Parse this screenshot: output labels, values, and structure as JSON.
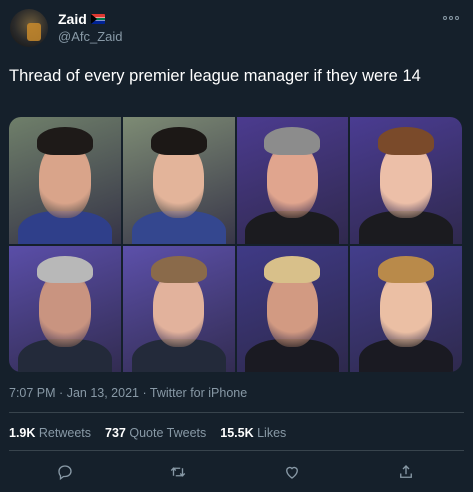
{
  "user": {
    "name": "Zaid",
    "handle": "@Afc_Zaid",
    "flag_icon": "south-africa-flag-icon"
  },
  "more_icon": "ellipsis-icon",
  "tweet": {
    "text": "Thread of every premier league manager if they were 14"
  },
  "media": {
    "panels": [
      {
        "name": "arteta-original",
        "bg": "#6f7f6a",
        "skin": "#d9a48a",
        "hair": "#1e1a18",
        "shirt": "#2f3f8a"
      },
      {
        "name": "arteta-age14",
        "bg": "#7d8b74",
        "skin": "#e3b49a",
        "hair": "#1c1816",
        "shirt": "#34478f"
      },
      {
        "name": "solskjaer-original",
        "bg": "#4b3b8f",
        "skin": "#e0a58e",
        "hair": "#8c8c8c",
        "shirt": "#1b1b1f"
      },
      {
        "name": "solskjaer-age14",
        "bg": "#4a3c92",
        "skin": "#ecbfa8",
        "hair": "#7a4a2a",
        "shirt": "#1b1b1f"
      },
      {
        "name": "mourinho-original",
        "bg": "#5a4ea8",
        "skin": "#c99480",
        "hair": "#b8b8b8",
        "shirt": "#232a3a"
      },
      {
        "name": "mourinho-age14",
        "bg": "#5c50aa",
        "skin": "#e2b29c",
        "hair": "#8a6a4a",
        "shirt": "#232a3a"
      },
      {
        "name": "klopp-original",
        "bg": "#3f3a86",
        "skin": "#d29a82",
        "hair": "#d8c08a",
        "shirt": "#1a1a22"
      },
      {
        "name": "klopp-age14",
        "bg": "#433e8c",
        "skin": "#ebbfa4",
        "hair": "#b98a4a",
        "shirt": "#1a1a22"
      }
    ]
  },
  "meta": {
    "time": "7:07 PM",
    "date": "Jan 13, 2021",
    "separator": "·",
    "source": "Twitter for iPhone"
  },
  "stats": [
    {
      "count": "1.9K",
      "label": "Retweets"
    },
    {
      "count": "737",
      "label": "Quote Tweets"
    },
    {
      "count": "15.5K",
      "label": "Likes"
    }
  ],
  "actions": [
    {
      "icon": "reply-icon"
    },
    {
      "icon": "retweet-icon"
    },
    {
      "icon": "like-icon"
    },
    {
      "icon": "share-icon"
    }
  ]
}
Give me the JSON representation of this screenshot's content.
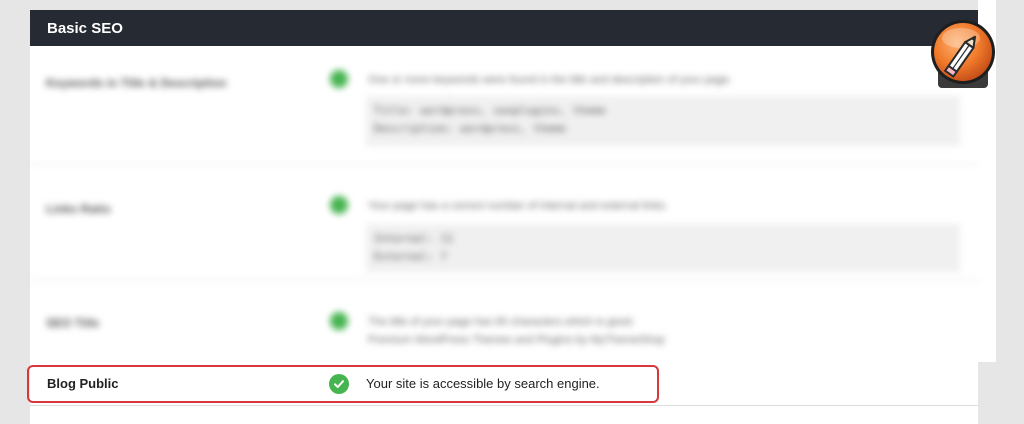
{
  "section": {
    "title": "Basic SEO"
  },
  "rows": [
    {
      "name": "Keywords in Title & Description",
      "description": "One or more keywords were found in the title and description of your page.",
      "code_lines": [
        "Title: wordpress, seoplugins, theme",
        "Description: wordpress, theme"
      ]
    },
    {
      "name": "Links Ratio",
      "description": "Your page has a correct number of internal and external links.",
      "code_lines": [
        "Internal: 11",
        "External: 7"
      ]
    },
    {
      "name": "SEO Title",
      "description": "The title of your page has 65 characters which is good.",
      "code_lines": [
        "Premium WordPress Themes and Plugins by MyThemeShop"
      ]
    }
  ],
  "blog_public": {
    "name": "Blog Public",
    "description": "Your site is accessible by search engine."
  },
  "colors": {
    "header": "#262a33",
    "check": "#46b450",
    "highlight": "#d9363e",
    "badge": "#f07a2a"
  },
  "icons": {
    "check": "check-circle-icon",
    "edit": "pencil-icon"
  }
}
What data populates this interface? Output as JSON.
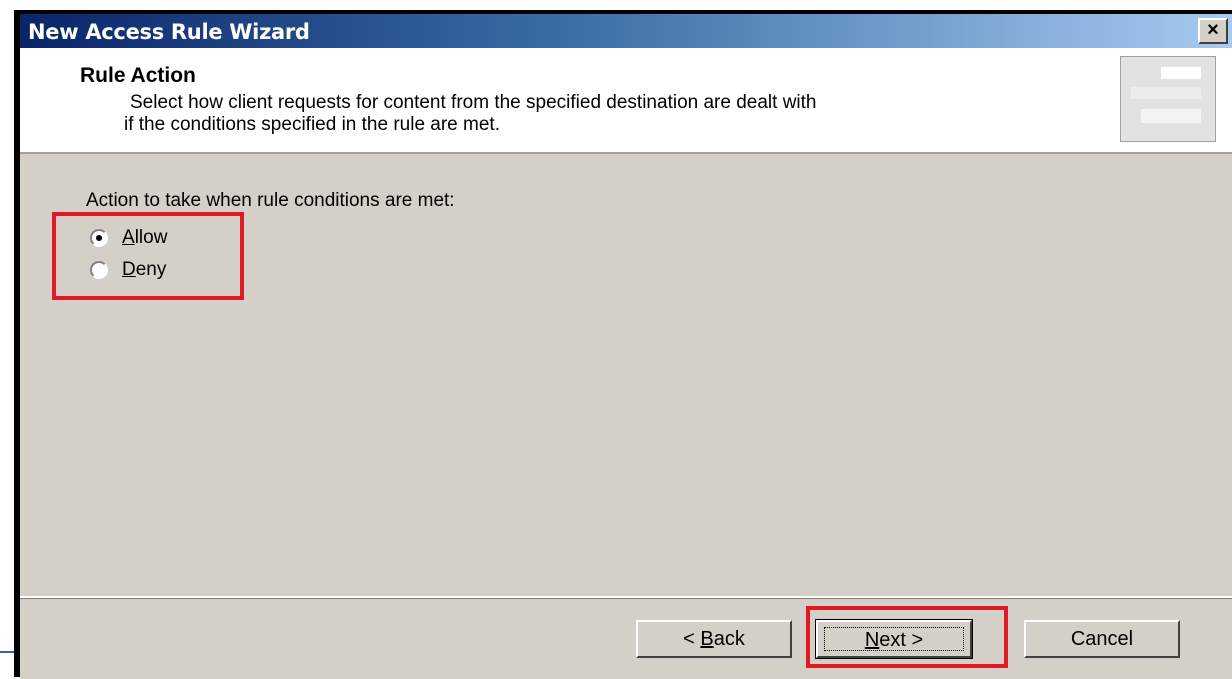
{
  "window": {
    "title": "New Access Rule Wizard",
    "close_label": "×"
  },
  "header": {
    "title": "Rule Action",
    "description_line1": "Select how client requests for content from the specified destination are dealt with",
    "description_line2": "if the conditions specified in the rule are met."
  },
  "body": {
    "action_label": "Action to take when rule conditions are met:",
    "options": [
      {
        "accel": "A",
        "rest": "llow",
        "checked": true
      },
      {
        "accel": "D",
        "rest": "eny",
        "checked": false
      }
    ]
  },
  "footer": {
    "back": {
      "prefix": "< ",
      "accel": "B",
      "rest": "ack"
    },
    "next": {
      "prefix": "",
      "accel": "N",
      "rest": "ext >"
    },
    "cancel": "Cancel"
  },
  "colors": {
    "highlight": "#e01a22",
    "titlebar": "#0a246a",
    "dialog_bg": "#d4d0c8"
  }
}
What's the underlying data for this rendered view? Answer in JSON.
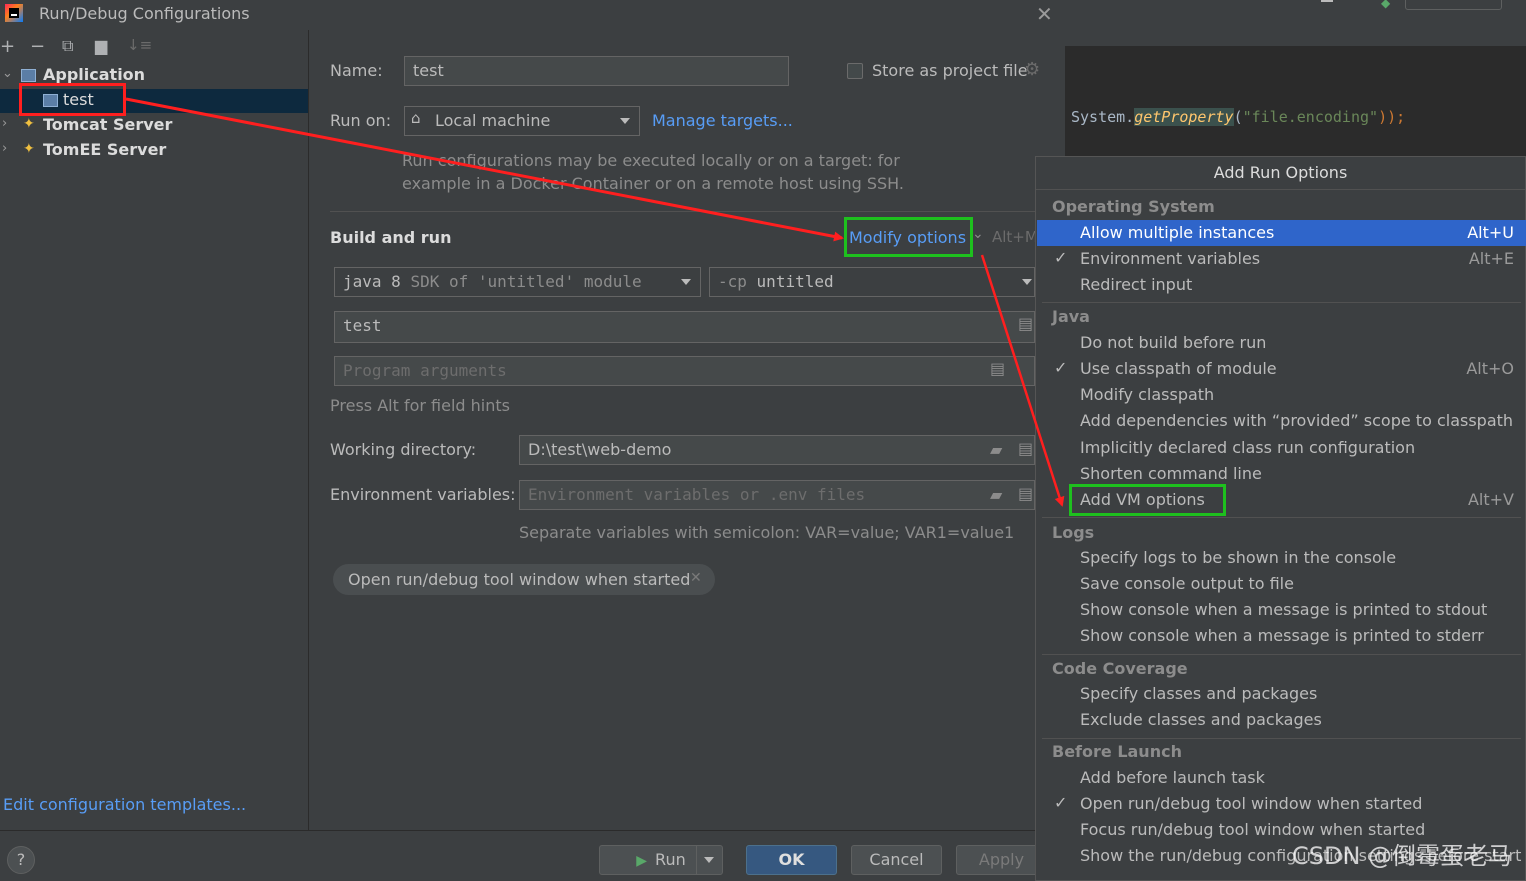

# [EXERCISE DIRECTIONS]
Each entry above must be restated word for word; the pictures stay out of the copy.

# [ANSWER BELOW]
Parse this screenshot: output labels, values, and structure as JSON.
{
  "user": {
    "name": "Zaid",
    "handle": "@Afc_Zaid",
    "flag_icon": "south-africa-flag-icon"
  },
  "more_icon": "ellipsis-icon",
  "tweet": {
    "text": "Thread of every premier league manager if they were 14"
  },
  "media": {
    "panels": [
      {
        "name": "arteta-original",
        "bg": "#6f7f6a",
        "skin": "#d9a48a",
        "hair": "#1e1a18",
        "shirt": "#2f3f8a"
      },
      {
        "name": "arteta-age14",
        "bg": "#7d8b74",
        "skin": "#e3b49a",
        "hair": "#1c1816",
        "shirt": "#34478f"
      },
      {
        "name": "solskjaer-original",
        "bg": "#4b3b8f",
        "skin": "#e0a58e",
        "hair": "#8c8c8c",
        "shirt": "#1b1b1f"
      },
      {
        "name": "solskjaer-age14",
        "bg": "#4a3c92",
        "skin": "#ecbfa8",
        "hair": "#7a4a2a",
        "shirt": "#1b1b1f"
      },
      {
        "name": "mourinho-original",
        "bg": "#5a4ea8",
        "skin": "#c99480",
        "hair": "#b8b8b8",
        "shirt": "#232a3a"
      },
      {
        "name": "mourinho-age14",
        "bg": "#5c50aa",
        "skin": "#e2b29c",
        "hair": "#8a6a4a",
        "shirt": "#232a3a"
      },
      {
        "name": "klopp-original",
        "bg": "#3f3a86",
        "skin": "#d29a82",
        "hair": "#d8c08a",
        "shirt": "#1a1a22"
      },
      {
        "name": "klopp-age14",
        "bg": "#433e8c",
        "skin": "#ebbfa4",
        "hair": "#b98a4a",
        "shirt": "#1a1a22"
      }
    ]
  },
  "meta": {
    "time": "7:07 PM",
    "date": "Jan 13, 2021",
    "separator": "·",
    "source": "Twitter for iPhone"
  },
  "stats": [
    {
      "count": "1.9K",
      "label": "Retweets"
    },
    {
      "count": "737",
      "label": "Quote Tweets"
    },
    {
      "count": "15.5K",
      "label": "Likes"
    }
  ],
  "actions": [
    {
      "icon": "reply-icon"
    },
    {
      "icon": "retweet-icon"
    },
    {
      "icon": "like-icon"
    },
    {
      "icon": "share-icon"
    }
  ]
}
Give me the JSON representation of this screenshot's content.
{
  "section": {
    "title": "Basic SEO"
  },
  "rows": [
    {
      "name": "Keywords in Title & Description",
      "description": "One or more keywords were found in the title and description of your page.",
      "code_lines": [
        "Title: wordpress, seoplugins, theme",
        "Description: wordpress, theme"
      ]
    },
    {
      "name": "Links Ratio",
      "description": "Your page has a correct number of internal and external links.",
      "code_lines": [
        "Internal: 11",
        "External: 7"
      ]
    },
    {
      "name": "SEO Title",
      "description": "The title of your page has 65 characters which is good.",
      "code_lines": [
        "Premium WordPress Themes and Plugins by MyThemeShop"
      ]
    }
  ],
  "blog_public": {
    "name": "Blog Public",
    "description": "Your site is accessible by search engine."
  },
  "colors": {
    "header": "#262a33",
    "check": "#46b450",
    "highlight": "#d9363e",
    "badge": "#f07a2a"
  },
  "icons": {
    "check": "check-circle-icon",
    "edit": "pencil-icon"
  }
}
What data populates this interface? Output as JSON.
{
  "window": {
    "title": "New Access Rule Wizard",
    "close_label": "×"
  },
  "header": {
    "title": "Rule Action",
    "description_line1": "Select how client requests for content from the specified destination are dealt with",
    "description_line2": "if the conditions specified in the rule are met."
  },
  "body": {
    "action_label": "Action to take when rule conditions are met:",
    "options": [
      {
        "accel": "A",
        "rest": "llow",
        "checked": true
      },
      {
        "accel": "D",
        "rest": "eny",
        "checked": false
      }
    ]
  },
  "footer": {
    "back": {
      "prefix": "< ",
      "accel": "B",
      "rest": "ack"
    },
    "next": {
      "prefix": "",
      "accel": "N",
      "rest": "ext >"
    },
    "cancel": "Cancel"
  },
  "colors": {
    "highlight": "#e01a22",
    "titlebar": "#0a246a",
    "dialog_bg": "#d4d0c8"
  }
}
What's the underlying data for this rendered view? Answer in JSON.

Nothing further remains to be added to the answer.